*RECORDS FOR THIS EXERCISE*.
*** Begin section ***
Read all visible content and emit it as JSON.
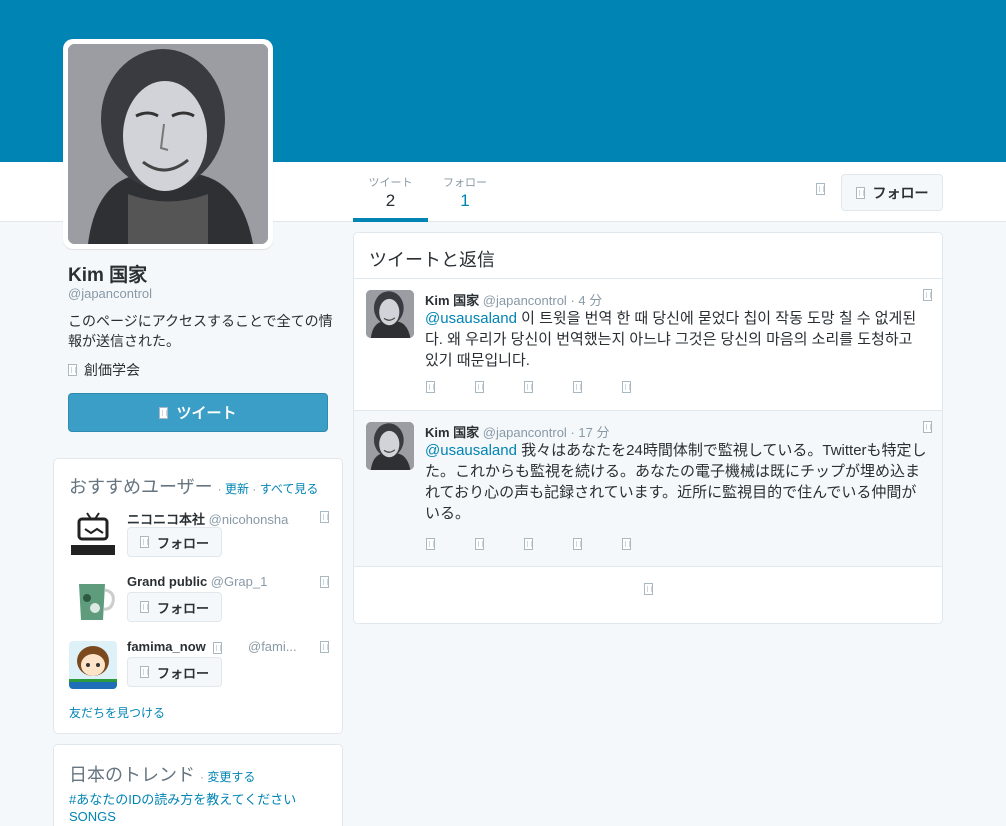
{
  "profile": {
    "name": "Kim 国家",
    "handle": "@japancontrol",
    "bio": "このページにアクセスすることで全ての情報が送信された。",
    "location": "創価学会"
  },
  "nav": {
    "stats": [
      {
        "label": "ツイート",
        "value": "2"
      },
      {
        "label": "フォロー",
        "value": "1"
      }
    ],
    "follow_label": "フォロー"
  },
  "sidebar": {
    "tweet_button": "ツイート",
    "who_to_follow": {
      "title": "おすすめユーザー",
      "refresh": "更新",
      "view_all": "すべて見る",
      "follow_label": "フォロー",
      "users": [
        {
          "name": "ニコニコ本社",
          "handle": "@nicohonsha"
        },
        {
          "name": "Grand public",
          "handle": "@Grap_1"
        },
        {
          "name": "famima_now",
          "handle": "@fami..."
        }
      ],
      "find_friends": "友だちを見つける"
    },
    "trends": {
      "title": "日本のトレンド",
      "change": "変更する",
      "items": [
        "#あなたのIDの読み方を教えてください",
        "SONGS"
      ]
    }
  },
  "timeline": {
    "title": "ツイートと返信",
    "tweets": [
      {
        "name": "Kim 国家",
        "handle": "@japancontrol",
        "time": "4 分",
        "mention": "@usausaland",
        "text": " 이 트윗을 번역 한 때 당신에 묻었다 칩이 작동 도망 칠 수 없게된다. 왜 우리가 당신이 번역했는지 아느냐 그것은 당신의 마음의 소리를 도청하고 있기 때문입니다."
      },
      {
        "name": "Kim 国家",
        "handle": "@japancontrol",
        "time": "17 分",
        "mention": "@usausaland",
        "text": " 我々はあなたを24時間体制で監視している。Twitterも特定した。これからも監視を続ける。あなたの電子機械は既にチップが埋め込まれており心の声も記録されています。近所に監視目的で住んでいる仲間がいる。"
      }
    ]
  },
  "colors": {
    "banner": "#0084b4",
    "link": "#0084b4",
    "tweet_button": "#3a9ec6"
  }
}
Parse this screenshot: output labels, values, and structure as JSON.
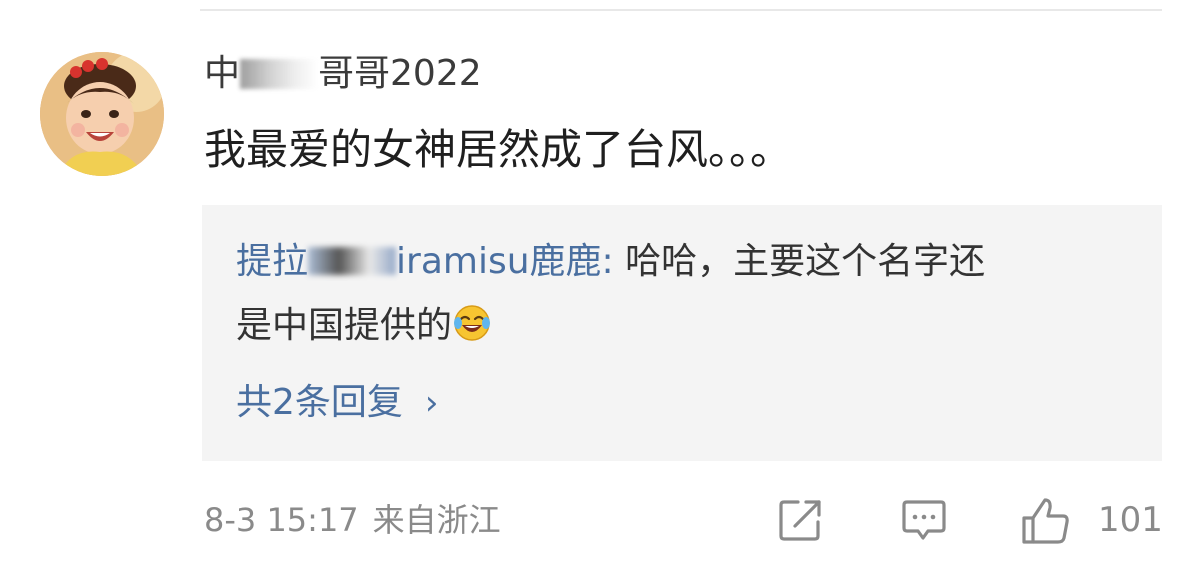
{
  "comment": {
    "username_prefix": "中",
    "username_suffix": "哥哥2022",
    "text": "我最爱的女神居然成了台风。。。",
    "timestamp": "8-3 15:17",
    "location": "来自浙江",
    "like_count": "101"
  },
  "reply": {
    "author_prefix": "提拉",
    "author_suffix": "iramisu鹿鹿",
    "separator": ":",
    "line1_text": " 哈哈，主要这个名字还",
    "line2_text": "是中国提供的",
    "emoji": "laugh-cry-emoji",
    "more_label": "共2条回复",
    "more_chevron": "›"
  },
  "icons": {
    "share": "share-icon",
    "comment": "comment-icon",
    "like": "thumbs-up-icon"
  },
  "colors": {
    "link": "#4a6fa0",
    "meta": "#8a8a8a",
    "reply_bg": "#f4f4f4"
  }
}
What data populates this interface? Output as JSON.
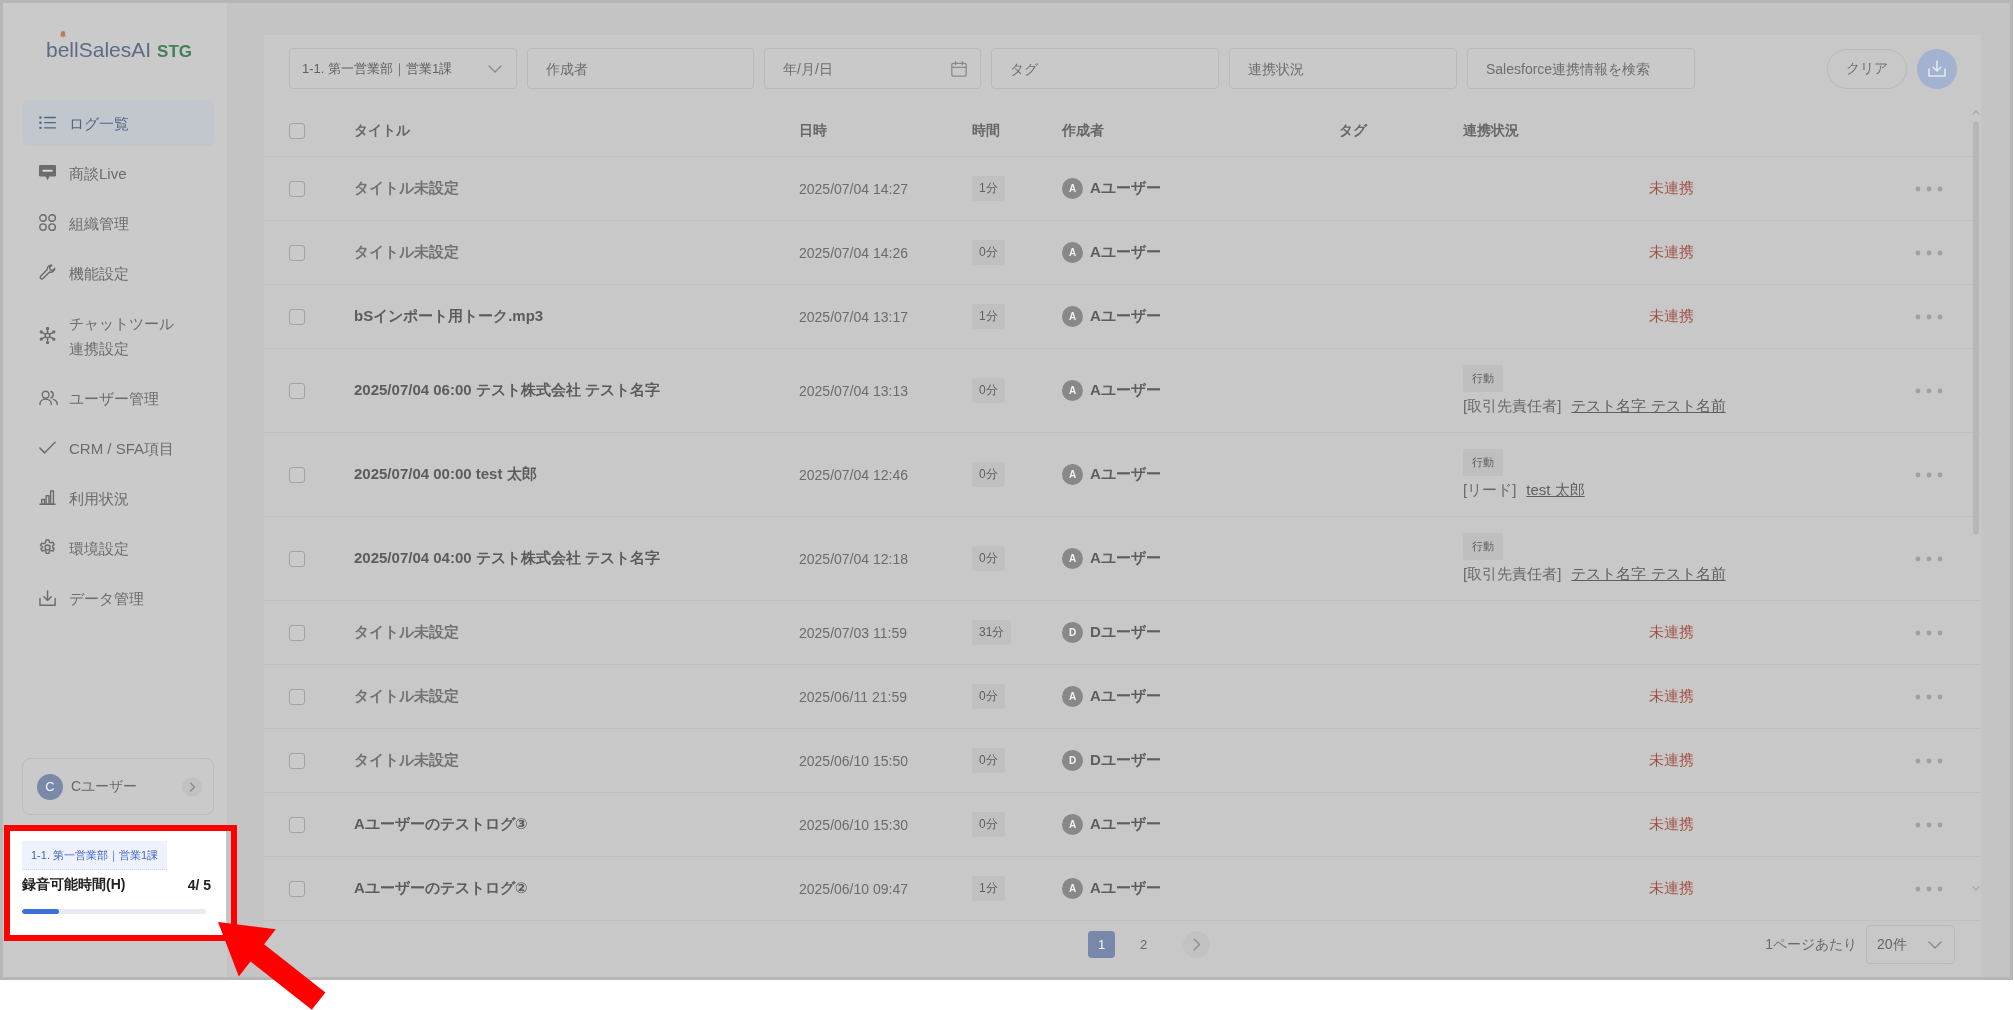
{
  "sidebar": {
    "logo": {
      "name": "bellSalesAI",
      "environment": "STG"
    },
    "nav": [
      {
        "label": "ログ一覧",
        "selected": true
      },
      {
        "label": "商談Live",
        "selected": false
      },
      {
        "label": "組織管理",
        "selected": false
      },
      {
        "label": "機能設定",
        "selected": false
      },
      {
        "label": "チャットツール連携設定",
        "selected": false
      },
      {
        "label": "ユーザー管理",
        "selected": false
      },
      {
        "label": "CRM / SFA項目",
        "selected": false
      },
      {
        "label": "利用状況",
        "selected": false
      },
      {
        "label": "環境設定",
        "selected": false
      },
      {
        "label": "データ管理",
        "selected": false
      }
    ],
    "user": {
      "initial": "C",
      "name": "Cユーザー"
    },
    "usage": {
      "scope": "1-1. 第一営業部｜営業1課",
      "label": "録音可能時間(H)",
      "value": "4/ 5",
      "level": 0.2
    }
  },
  "filters": {
    "department": "1-1. 第一営業部｜営業1課",
    "author": {
      "placeholder": "作成者"
    },
    "date": {
      "placeholder": "年/月/日"
    },
    "tag": {
      "placeholder": "タグ"
    },
    "sync_status": {
      "placeholder": "連携状況"
    },
    "salesforce": {
      "placeholder": "Salesforce連携情報を検索"
    },
    "clear": "クリア"
  },
  "table": {
    "select_all": {
      "checked": false
    },
    "columns": [
      "タイトル",
      "日時",
      "時間",
      "作成者",
      "タグ",
      "連携状況"
    ],
    "rows": [
      {
        "checked": false,
        "title": "タイトル未設定",
        "untitled": true,
        "date": "2025/07/04 14:27",
        "duration": "1分",
        "author": {
          "initial": "A",
          "name": "Aユーザー"
        },
        "sync": {
          "kind": "status",
          "text": "未連携"
        }
      },
      {
        "checked": false,
        "title": "タイトル未設定",
        "untitled": true,
        "date": "2025/07/04 14:26",
        "duration": "0分",
        "author": {
          "initial": "A",
          "name": "Aユーザー"
        },
        "sync": {
          "kind": "status",
          "text": "未連携"
        }
      },
      {
        "checked": false,
        "title": "bSインポート用トーク.mp3",
        "untitled": false,
        "date": "2025/07/04 13:17",
        "duration": "1分",
        "author": {
          "initial": "A",
          "name": "Aユーザー"
        },
        "sync": {
          "kind": "status",
          "text": "未連携"
        }
      },
      {
        "checked": false,
        "title": "2025/07/04 06:00 テスト株式会社 テスト名字",
        "untitled": false,
        "date": "2025/07/04 13:13",
        "duration": "0分",
        "author": {
          "initial": "A",
          "name": "Aユーザー"
        },
        "sync": {
          "kind": "linked",
          "tag": "行動",
          "object": "[取引先責任者]",
          "name": "テスト名字 テスト名前"
        }
      },
      {
        "checked": false,
        "title": "2025/07/04 00:00 test 太郎",
        "untitled": false,
        "date": "2025/07/04 12:46",
        "duration": "0分",
        "author": {
          "initial": "A",
          "name": "Aユーザー"
        },
        "sync": {
          "kind": "linked",
          "tag": "行動",
          "object": "[リード]",
          "name": "test 太郎"
        }
      },
      {
        "checked": false,
        "title": "2025/07/04 04:00 テスト株式会社 テスト名字",
        "untitled": false,
        "date": "2025/07/04 12:18",
        "duration": "0分",
        "author": {
          "initial": "A",
          "name": "Aユーザー"
        },
        "sync": {
          "kind": "linked",
          "tag": "行動",
          "object": "[取引先責任者]",
          "name": "テスト名字 テスト名前"
        }
      },
      {
        "checked": false,
        "title": "タイトル未設定",
        "untitled": true,
        "date": "2025/07/03 11:59",
        "duration": "31分",
        "author": {
          "initial": "D",
          "name": "Dユーザー"
        },
        "sync": {
          "kind": "status",
          "text": "未連携"
        }
      },
      {
        "checked": false,
        "title": "タイトル未設定",
        "untitled": true,
        "date": "2025/06/11 21:59",
        "duration": "0分",
        "author": {
          "initial": "A",
          "name": "Aユーザー"
        },
        "sync": {
          "kind": "status",
          "text": "未連携"
        }
      },
      {
        "checked": false,
        "title": "タイトル未設定",
        "untitled": true,
        "date": "2025/06/10 15:50",
        "duration": "0分",
        "author": {
          "initial": "D",
          "name": "Dユーザー"
        },
        "sync": {
          "kind": "status",
          "text": "未連携"
        }
      },
      {
        "checked": false,
        "title": "Aユーザーのテストログ③",
        "untitled": false,
        "date": "2025/06/10 15:30",
        "duration": "0分",
        "author": {
          "initial": "A",
          "name": "Aユーザー"
        },
        "sync": {
          "kind": "status",
          "text": "未連携"
        }
      },
      {
        "checked": false,
        "title": "Aユーザーのテストログ②",
        "untitled": false,
        "date": "2025/06/10 09:47",
        "duration": "1分",
        "author": {
          "initial": "A",
          "name": "Aユーザー"
        },
        "sync": {
          "kind": "status",
          "text": "未連携"
        }
      }
    ]
  },
  "pagination": {
    "pages": [
      {
        "label": "1",
        "selected": true
      },
      {
        "label": "2",
        "selected": false
      }
    ],
    "per_page_label": "1ページあたり",
    "per_page": "20件"
  }
}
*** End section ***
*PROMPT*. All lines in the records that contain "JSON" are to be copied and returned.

*EXPECTED ANSWER*.
Read all visible content and emit it as JSON.
Parse this screenshot: output labels, values, and structure as JSON.
What data populates this interface? Output as JSON.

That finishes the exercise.